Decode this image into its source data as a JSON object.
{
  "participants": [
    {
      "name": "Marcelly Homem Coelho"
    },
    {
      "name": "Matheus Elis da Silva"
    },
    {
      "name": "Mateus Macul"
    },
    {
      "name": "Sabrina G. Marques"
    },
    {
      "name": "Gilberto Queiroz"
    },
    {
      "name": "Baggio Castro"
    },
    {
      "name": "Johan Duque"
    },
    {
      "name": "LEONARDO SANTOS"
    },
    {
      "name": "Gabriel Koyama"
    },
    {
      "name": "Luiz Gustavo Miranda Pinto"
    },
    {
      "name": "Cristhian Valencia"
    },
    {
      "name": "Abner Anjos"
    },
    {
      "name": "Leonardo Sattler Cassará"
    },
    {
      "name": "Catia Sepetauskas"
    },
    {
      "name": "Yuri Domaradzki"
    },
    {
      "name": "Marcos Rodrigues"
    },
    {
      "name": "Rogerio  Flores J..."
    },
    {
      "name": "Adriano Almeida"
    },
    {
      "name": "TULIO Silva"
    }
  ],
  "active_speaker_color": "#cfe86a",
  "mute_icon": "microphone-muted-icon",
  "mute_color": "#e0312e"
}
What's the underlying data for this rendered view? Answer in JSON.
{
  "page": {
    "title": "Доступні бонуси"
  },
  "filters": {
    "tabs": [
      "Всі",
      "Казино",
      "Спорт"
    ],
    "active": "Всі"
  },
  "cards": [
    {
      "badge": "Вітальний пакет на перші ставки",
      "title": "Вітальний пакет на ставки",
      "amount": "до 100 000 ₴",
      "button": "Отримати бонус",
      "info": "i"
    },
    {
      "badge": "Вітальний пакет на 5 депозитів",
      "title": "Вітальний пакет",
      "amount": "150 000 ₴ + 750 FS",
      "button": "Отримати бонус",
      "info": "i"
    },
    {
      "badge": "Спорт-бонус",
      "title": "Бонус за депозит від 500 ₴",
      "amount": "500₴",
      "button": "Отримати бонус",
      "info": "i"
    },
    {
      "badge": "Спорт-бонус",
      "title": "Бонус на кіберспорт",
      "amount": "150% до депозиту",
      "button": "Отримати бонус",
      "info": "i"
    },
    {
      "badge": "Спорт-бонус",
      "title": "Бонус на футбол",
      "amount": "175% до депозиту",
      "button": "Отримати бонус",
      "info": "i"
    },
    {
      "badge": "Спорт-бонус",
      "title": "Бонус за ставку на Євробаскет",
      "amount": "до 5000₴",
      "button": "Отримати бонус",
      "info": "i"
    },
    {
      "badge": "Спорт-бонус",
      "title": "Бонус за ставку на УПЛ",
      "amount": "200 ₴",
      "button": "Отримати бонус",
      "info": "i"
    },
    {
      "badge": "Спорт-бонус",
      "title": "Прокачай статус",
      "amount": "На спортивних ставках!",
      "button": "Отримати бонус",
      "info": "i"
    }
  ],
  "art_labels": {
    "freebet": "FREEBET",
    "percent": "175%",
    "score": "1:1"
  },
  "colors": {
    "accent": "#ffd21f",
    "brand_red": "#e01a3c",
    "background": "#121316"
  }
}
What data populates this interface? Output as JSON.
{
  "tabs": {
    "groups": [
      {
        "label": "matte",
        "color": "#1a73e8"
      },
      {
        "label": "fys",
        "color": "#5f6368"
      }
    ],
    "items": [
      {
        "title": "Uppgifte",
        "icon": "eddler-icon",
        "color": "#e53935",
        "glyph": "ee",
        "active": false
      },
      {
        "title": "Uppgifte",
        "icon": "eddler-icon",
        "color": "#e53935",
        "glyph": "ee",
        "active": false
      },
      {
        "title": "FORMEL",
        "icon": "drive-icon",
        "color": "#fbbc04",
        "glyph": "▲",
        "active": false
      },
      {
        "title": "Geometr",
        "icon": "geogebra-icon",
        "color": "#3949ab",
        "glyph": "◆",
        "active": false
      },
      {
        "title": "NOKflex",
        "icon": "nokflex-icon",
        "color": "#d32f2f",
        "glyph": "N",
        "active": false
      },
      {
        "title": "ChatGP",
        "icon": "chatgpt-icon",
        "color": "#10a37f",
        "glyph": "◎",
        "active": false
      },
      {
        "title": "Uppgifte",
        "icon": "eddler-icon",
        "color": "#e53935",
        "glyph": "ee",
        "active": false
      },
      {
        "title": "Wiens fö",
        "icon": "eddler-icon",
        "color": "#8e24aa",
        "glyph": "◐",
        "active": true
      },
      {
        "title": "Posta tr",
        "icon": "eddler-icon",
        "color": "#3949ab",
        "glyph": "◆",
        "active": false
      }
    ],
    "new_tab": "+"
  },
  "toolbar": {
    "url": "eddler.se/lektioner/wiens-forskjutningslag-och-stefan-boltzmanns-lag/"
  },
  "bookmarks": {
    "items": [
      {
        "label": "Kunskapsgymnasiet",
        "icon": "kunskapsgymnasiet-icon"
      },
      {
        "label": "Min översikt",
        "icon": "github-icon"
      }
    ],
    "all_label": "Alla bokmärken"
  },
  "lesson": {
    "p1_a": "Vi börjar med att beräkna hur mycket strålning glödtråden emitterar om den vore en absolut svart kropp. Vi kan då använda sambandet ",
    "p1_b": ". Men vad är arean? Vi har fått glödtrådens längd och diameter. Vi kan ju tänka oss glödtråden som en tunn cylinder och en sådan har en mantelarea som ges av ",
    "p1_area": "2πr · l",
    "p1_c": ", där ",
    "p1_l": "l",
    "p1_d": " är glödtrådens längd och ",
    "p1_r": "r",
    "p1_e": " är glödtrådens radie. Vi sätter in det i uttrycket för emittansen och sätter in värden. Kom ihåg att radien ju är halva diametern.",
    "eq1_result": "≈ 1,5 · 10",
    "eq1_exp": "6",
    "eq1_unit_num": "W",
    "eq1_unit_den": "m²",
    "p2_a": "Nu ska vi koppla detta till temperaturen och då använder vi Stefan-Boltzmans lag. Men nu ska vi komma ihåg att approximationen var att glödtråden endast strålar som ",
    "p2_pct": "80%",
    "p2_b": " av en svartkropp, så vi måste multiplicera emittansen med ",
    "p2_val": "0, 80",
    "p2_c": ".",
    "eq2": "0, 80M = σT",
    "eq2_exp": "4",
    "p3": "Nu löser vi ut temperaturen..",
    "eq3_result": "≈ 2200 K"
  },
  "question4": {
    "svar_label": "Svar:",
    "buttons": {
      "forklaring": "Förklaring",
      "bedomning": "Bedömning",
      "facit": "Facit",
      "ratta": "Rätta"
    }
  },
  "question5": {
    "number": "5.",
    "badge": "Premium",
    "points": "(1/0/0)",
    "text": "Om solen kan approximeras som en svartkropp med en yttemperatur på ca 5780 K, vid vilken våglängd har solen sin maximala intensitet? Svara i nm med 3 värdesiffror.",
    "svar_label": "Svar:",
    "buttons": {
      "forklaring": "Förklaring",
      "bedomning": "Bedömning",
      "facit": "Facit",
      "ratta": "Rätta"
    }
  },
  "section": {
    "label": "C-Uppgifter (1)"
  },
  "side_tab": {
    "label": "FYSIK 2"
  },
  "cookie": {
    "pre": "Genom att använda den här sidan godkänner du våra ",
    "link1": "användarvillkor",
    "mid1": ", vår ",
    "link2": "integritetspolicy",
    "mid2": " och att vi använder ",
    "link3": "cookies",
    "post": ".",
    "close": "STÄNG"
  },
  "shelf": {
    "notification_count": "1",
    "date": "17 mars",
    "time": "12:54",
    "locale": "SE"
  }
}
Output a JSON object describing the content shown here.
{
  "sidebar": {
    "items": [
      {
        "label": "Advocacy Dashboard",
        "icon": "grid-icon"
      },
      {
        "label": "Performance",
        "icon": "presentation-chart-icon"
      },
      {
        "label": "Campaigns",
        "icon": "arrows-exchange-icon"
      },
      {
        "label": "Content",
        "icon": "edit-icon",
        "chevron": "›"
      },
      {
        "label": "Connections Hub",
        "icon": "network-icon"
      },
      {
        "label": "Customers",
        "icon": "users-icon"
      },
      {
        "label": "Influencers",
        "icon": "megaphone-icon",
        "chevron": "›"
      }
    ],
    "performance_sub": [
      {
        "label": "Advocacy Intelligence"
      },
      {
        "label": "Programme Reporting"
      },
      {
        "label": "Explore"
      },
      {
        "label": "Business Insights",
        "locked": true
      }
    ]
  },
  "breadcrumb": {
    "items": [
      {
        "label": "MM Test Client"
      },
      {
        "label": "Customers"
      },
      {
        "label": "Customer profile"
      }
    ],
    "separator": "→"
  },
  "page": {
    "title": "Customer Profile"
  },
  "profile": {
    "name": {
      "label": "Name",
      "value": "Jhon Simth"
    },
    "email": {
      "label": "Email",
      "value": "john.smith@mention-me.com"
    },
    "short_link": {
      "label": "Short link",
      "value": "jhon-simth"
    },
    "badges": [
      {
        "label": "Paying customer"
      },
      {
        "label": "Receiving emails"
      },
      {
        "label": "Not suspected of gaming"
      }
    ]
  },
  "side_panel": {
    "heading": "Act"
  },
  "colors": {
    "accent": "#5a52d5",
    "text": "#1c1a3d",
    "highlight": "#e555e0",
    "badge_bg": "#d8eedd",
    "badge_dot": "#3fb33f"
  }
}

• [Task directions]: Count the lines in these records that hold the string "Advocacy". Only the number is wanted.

• [Answer space]: 2